*** Records shown Section Begins ***

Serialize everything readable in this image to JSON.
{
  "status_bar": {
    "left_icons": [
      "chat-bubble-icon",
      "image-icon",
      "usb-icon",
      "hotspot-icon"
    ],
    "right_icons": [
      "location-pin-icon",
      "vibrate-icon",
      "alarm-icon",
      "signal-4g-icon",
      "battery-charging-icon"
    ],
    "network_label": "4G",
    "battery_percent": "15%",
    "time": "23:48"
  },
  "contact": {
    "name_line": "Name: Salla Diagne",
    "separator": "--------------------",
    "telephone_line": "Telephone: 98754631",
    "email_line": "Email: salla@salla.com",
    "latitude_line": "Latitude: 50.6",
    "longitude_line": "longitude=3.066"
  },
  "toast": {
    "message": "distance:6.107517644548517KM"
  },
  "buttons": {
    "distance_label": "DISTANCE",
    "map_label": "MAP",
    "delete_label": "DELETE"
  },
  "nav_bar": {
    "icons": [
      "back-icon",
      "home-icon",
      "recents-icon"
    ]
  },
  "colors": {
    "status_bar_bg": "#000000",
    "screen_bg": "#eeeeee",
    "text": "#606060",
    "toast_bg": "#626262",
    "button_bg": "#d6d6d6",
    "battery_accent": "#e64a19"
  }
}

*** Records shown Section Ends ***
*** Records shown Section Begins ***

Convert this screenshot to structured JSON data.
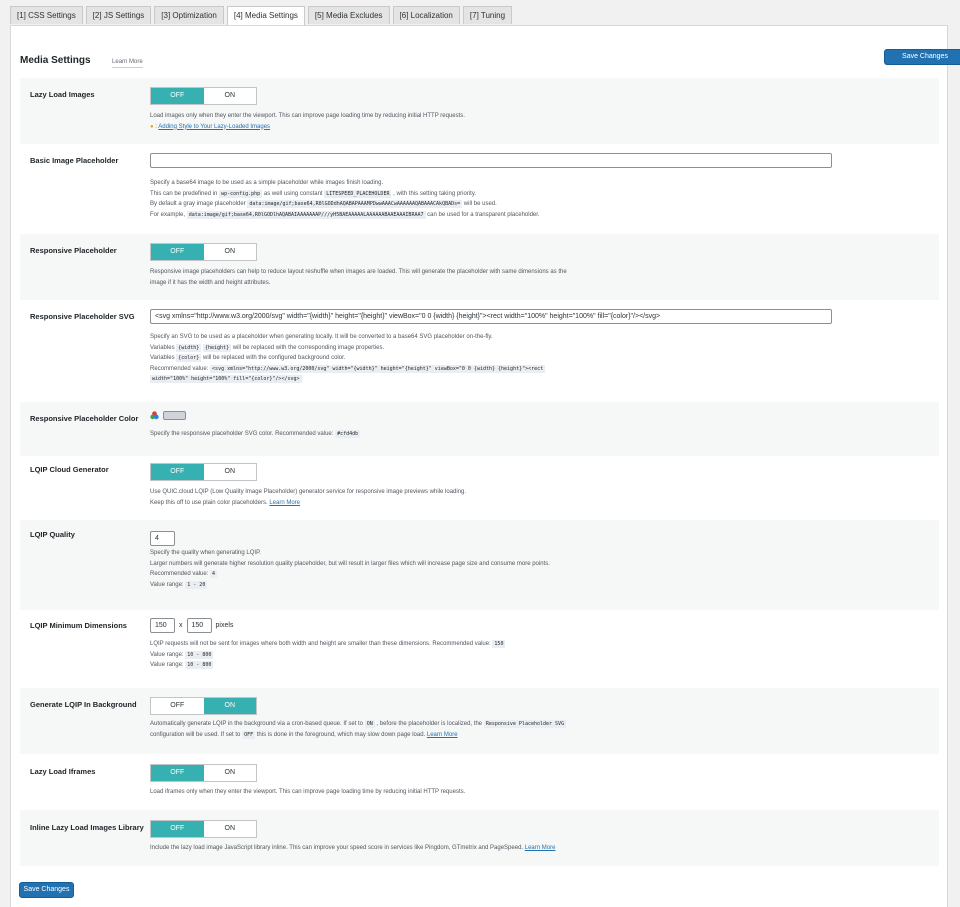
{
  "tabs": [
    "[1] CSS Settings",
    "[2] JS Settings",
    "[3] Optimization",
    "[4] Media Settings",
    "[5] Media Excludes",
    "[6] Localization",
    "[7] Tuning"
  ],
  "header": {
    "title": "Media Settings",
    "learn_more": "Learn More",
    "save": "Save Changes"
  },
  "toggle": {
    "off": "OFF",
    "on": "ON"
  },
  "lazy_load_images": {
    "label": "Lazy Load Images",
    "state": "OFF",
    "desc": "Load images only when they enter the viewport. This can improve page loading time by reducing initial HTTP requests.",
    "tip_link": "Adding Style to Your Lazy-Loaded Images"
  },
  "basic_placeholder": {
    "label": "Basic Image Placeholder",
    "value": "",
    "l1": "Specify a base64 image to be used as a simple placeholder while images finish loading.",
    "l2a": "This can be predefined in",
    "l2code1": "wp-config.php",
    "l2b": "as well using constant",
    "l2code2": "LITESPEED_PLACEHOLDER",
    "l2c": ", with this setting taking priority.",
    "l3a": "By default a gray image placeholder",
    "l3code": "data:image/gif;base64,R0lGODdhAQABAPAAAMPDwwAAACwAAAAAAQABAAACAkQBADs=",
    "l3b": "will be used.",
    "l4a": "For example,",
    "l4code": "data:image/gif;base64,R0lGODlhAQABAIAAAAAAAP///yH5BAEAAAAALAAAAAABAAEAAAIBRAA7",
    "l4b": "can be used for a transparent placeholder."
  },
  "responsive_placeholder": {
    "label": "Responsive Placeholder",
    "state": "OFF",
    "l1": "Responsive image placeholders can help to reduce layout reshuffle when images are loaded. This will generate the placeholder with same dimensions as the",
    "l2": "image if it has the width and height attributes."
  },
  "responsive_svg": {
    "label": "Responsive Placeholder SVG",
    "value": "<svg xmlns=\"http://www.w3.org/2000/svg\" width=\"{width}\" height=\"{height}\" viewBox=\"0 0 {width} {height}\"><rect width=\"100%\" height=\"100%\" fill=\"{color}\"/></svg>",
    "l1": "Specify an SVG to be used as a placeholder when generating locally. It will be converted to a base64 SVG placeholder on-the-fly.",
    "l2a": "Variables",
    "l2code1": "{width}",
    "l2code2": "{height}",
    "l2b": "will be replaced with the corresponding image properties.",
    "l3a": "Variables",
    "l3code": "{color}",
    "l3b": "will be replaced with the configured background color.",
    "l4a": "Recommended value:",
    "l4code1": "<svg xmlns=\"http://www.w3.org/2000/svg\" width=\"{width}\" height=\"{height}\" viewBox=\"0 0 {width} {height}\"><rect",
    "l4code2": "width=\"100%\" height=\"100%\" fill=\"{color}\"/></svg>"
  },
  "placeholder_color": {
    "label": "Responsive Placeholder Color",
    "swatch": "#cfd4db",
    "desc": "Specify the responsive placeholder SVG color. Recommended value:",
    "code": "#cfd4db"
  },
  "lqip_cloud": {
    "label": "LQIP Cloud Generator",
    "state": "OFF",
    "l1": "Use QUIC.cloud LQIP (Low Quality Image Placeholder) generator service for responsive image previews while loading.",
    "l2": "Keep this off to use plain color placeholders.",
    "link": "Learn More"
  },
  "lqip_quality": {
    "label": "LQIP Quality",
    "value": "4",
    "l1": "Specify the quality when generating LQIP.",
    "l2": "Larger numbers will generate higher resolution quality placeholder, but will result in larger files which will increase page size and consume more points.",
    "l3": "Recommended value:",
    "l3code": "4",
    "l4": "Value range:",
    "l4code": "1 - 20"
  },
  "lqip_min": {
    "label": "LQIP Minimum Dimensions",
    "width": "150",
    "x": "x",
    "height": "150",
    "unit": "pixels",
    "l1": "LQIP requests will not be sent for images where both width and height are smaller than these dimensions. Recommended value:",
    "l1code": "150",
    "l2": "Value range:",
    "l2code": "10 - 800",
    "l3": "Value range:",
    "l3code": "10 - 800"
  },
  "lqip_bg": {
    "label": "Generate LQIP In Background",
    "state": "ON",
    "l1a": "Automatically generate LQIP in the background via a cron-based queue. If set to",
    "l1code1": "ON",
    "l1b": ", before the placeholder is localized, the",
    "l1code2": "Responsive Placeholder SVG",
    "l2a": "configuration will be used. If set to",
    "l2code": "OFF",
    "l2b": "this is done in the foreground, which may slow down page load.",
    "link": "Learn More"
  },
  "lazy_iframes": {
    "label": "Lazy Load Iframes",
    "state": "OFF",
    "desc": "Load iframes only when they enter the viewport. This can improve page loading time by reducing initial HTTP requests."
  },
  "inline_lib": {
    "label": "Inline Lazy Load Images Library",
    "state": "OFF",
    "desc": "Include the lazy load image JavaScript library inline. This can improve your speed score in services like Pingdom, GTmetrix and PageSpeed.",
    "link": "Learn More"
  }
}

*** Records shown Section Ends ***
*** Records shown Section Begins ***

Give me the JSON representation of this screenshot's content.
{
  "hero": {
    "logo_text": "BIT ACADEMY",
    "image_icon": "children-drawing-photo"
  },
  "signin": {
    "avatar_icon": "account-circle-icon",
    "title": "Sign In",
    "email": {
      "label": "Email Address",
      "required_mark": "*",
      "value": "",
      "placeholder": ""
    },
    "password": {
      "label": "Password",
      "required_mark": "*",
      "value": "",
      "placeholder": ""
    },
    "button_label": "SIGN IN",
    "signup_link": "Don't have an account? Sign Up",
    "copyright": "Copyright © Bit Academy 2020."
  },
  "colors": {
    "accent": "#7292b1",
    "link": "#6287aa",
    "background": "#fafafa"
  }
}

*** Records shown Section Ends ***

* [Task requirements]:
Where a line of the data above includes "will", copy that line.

* [Your response]:
    "l3b": "will be used.",
    "l1": "Responsive image placeholders can help to reduce layout reshuffle when images are loaded. This will generate the placeholder with same dimensions as the",
    "l1": "Specify an SVG to be used as a placeholder when generating locally. It will be converted to a base64 SVG placeholder on-the-fly.",
    "l2b": "will be replaced with the corresponding image properties.",
    "l3b": "will be replaced with the configured background color.",
    "l2": "Larger numbers will generate higher resolution quality placeholder, but will result in larger files which will increase page size and consume more points.",
    "l1": "LQIP requests will not be sent for images where both width and height are smaller than these dimensions. Recommended value:",
    "l2a": "configuration will be used. If set to",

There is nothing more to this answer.